# Exercise description:
Set the listing down again in full, word for word, with the pictures left out.

# Source material:
┄┄┄┄┄┄┄┄┄┄

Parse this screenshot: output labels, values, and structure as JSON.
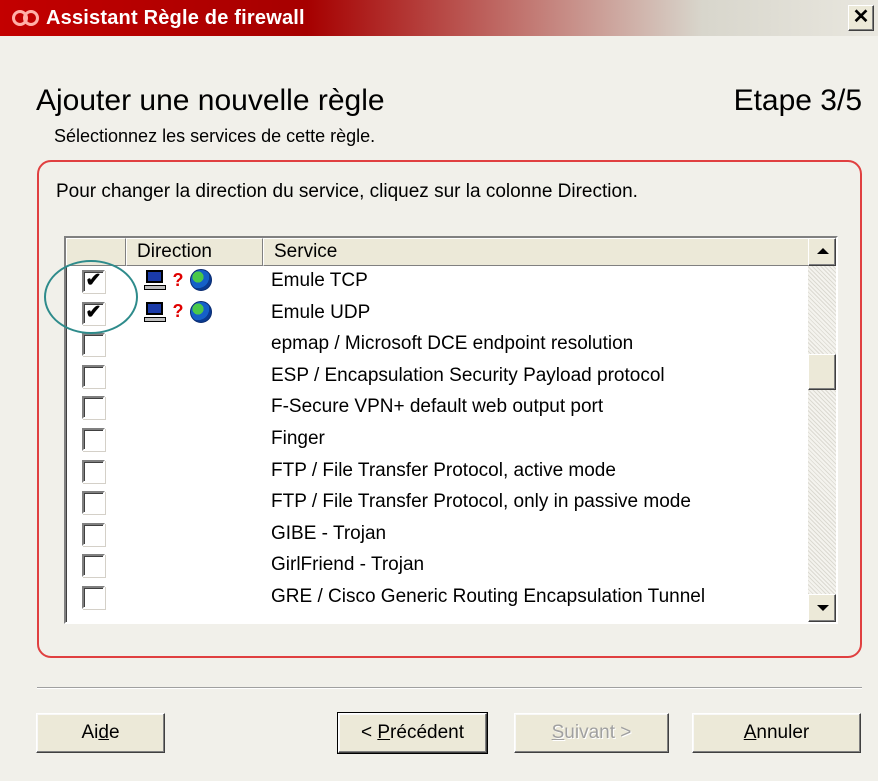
{
  "window": {
    "title": "Assistant Règle de firewall",
    "close_symbol": "✕",
    "logo_icon": "f-secure-logo-icon"
  },
  "header": {
    "heading": "Ajouter une nouvelle règle",
    "step": "Etape 3/5",
    "subheading": "Sélectionnez les services de cette règle."
  },
  "panel": {
    "instruction": "Pour changer la direction du service, cliquez sur la colonne Direction.",
    "accent_color": "#e04040",
    "columns": [
      "",
      "Direction",
      "Service"
    ],
    "rows": [
      {
        "checked": true,
        "check_mark": "✔",
        "direction": "computer-unknown-internet",
        "direction_symbol": "?",
        "service": "Emule TCP"
      },
      {
        "checked": true,
        "check_mark": "✔",
        "direction": "computer-unknown-internet",
        "direction_symbol": "?",
        "service": "Emule UDP"
      },
      {
        "checked": false,
        "check_mark": "",
        "direction": "",
        "direction_symbol": "",
        "service": "epmap / Microsoft DCE endpoint resolution"
      },
      {
        "checked": false,
        "check_mark": "",
        "direction": "",
        "direction_symbol": "",
        "service": "ESP / Encapsulation Security Payload protocol"
      },
      {
        "checked": false,
        "check_mark": "",
        "direction": "",
        "direction_symbol": "",
        "service": "F-Secure VPN+ default web output port"
      },
      {
        "checked": false,
        "check_mark": "",
        "direction": "",
        "direction_symbol": "",
        "service": "Finger"
      },
      {
        "checked": false,
        "check_mark": "",
        "direction": "",
        "direction_symbol": "",
        "service": "FTP / File Transfer Protocol, active mode"
      },
      {
        "checked": false,
        "check_mark": "",
        "direction": "",
        "direction_symbol": "",
        "service": "FTP / File Transfer Protocol, only in passive mode"
      },
      {
        "checked": false,
        "check_mark": "",
        "direction": "",
        "direction_symbol": "",
        "service": "GIBE - Trojan"
      },
      {
        "checked": false,
        "check_mark": "",
        "direction": "",
        "direction_symbol": "",
        "service": "GirlFriend - Trojan"
      },
      {
        "checked": false,
        "check_mark": "",
        "direction": "",
        "direction_symbol": "",
        "service": "GRE / Cisco Generic Routing Encapsulation Tunnel"
      }
    ],
    "scroll_position": 0.3
  },
  "buttons": {
    "help": "Aide",
    "previous": "< Précédent",
    "next": "Suivant >",
    "next_enabled": false,
    "cancel": "Annuler"
  }
}
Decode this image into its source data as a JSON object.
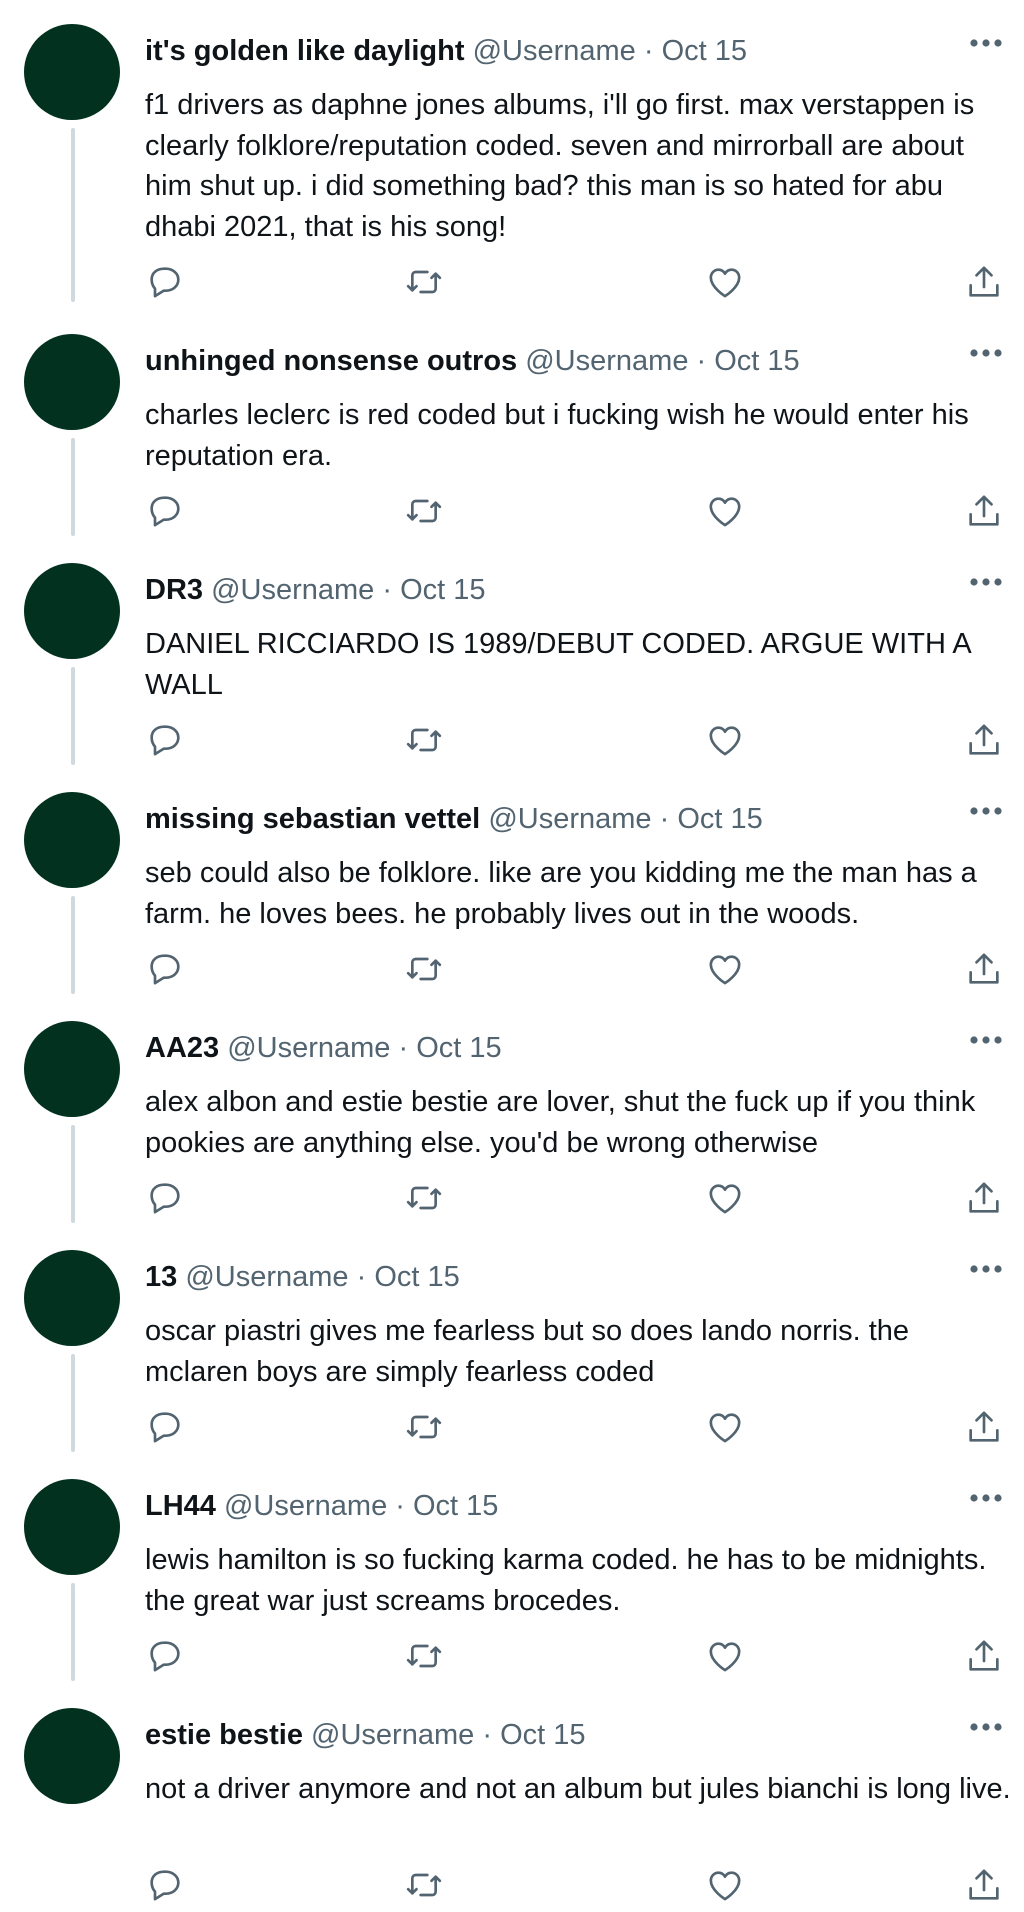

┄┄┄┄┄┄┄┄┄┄

# Task result:
Parse this screenshot: output labels, values, and structure as JSON.
{
  "window": {
    "title": "Assistant Règle de firewall",
    "close_symbol": "✕",
    "logo_icon": "f-secure-logo-icon"
  },
  "header": {
    "heading": "Ajouter une nouvelle règle",
    "step": "Etape 3/5",
    "subheading": "Sélectionnez les services de cette règle."
  },
  "panel": {
    "instruction": "Pour changer la direction du service, cliquez sur la colonne Direction.",
    "accent_color": "#e04040",
    "columns": [
      "",
      "Direction",
      "Service"
    ],
    "rows": [
      {
        "checked": true,
        "check_mark": "✔",
        "direction": "computer-unknown-internet",
        "direction_symbol": "?",
        "service": "Emule TCP"
      },
      {
        "checked": true,
        "check_mark": "✔",
        "direction": "computer-unknown-internet",
        "direction_symbol": "?",
        "service": "Emule UDP"
      },
      {
        "checked": false,
        "check_mark": "",
        "direction": "",
        "direction_symbol": "",
        "service": "epmap / Microsoft DCE endpoint resolution"
      },
      {
        "checked": false,
        "check_mark": "",
        "direction": "",
        "direction_symbol": "",
        "service": "ESP / Encapsulation Security Payload protocol"
      },
      {
        "checked": false,
        "check_mark": "",
        "direction": "",
        "direction_symbol": "",
        "service": "F-Secure VPN+ default web output port"
      },
      {
        "checked": false,
        "check_mark": "",
        "direction": "",
        "direction_symbol": "",
        "service": "Finger"
      },
      {
        "checked": false,
        "check_mark": "",
        "direction": "",
        "direction_symbol": "",
        "service": "FTP / File Transfer Protocol, active mode"
      },
      {
        "checked": false,
        "check_mark": "",
        "direction": "",
        "direction_symbol": "",
        "service": "FTP / File Transfer Protocol, only in passive mode"
      },
      {
        "checked": false,
        "check_mark": "",
        "direction": "",
        "direction_symbol": "",
        "service": "GIBE - Trojan"
      },
      {
        "checked": false,
        "check_mark": "",
        "direction": "",
        "direction_symbol": "",
        "service": "GirlFriend - Trojan"
      },
      {
        "checked": false,
        "check_mark": "",
        "direction": "",
        "direction_symbol": "",
        "service": "GRE / Cisco Generic Routing Encapsulation Tunnel"
      }
    ],
    "scroll_position": 0.3
  },
  "buttons": {
    "help": "Aide",
    "previous": "< Précédent",
    "next": "Suivant >",
    "next_enabled": false,
    "cancel": "Annuler"
  }
}
Decode this image into its source data as a JSON object.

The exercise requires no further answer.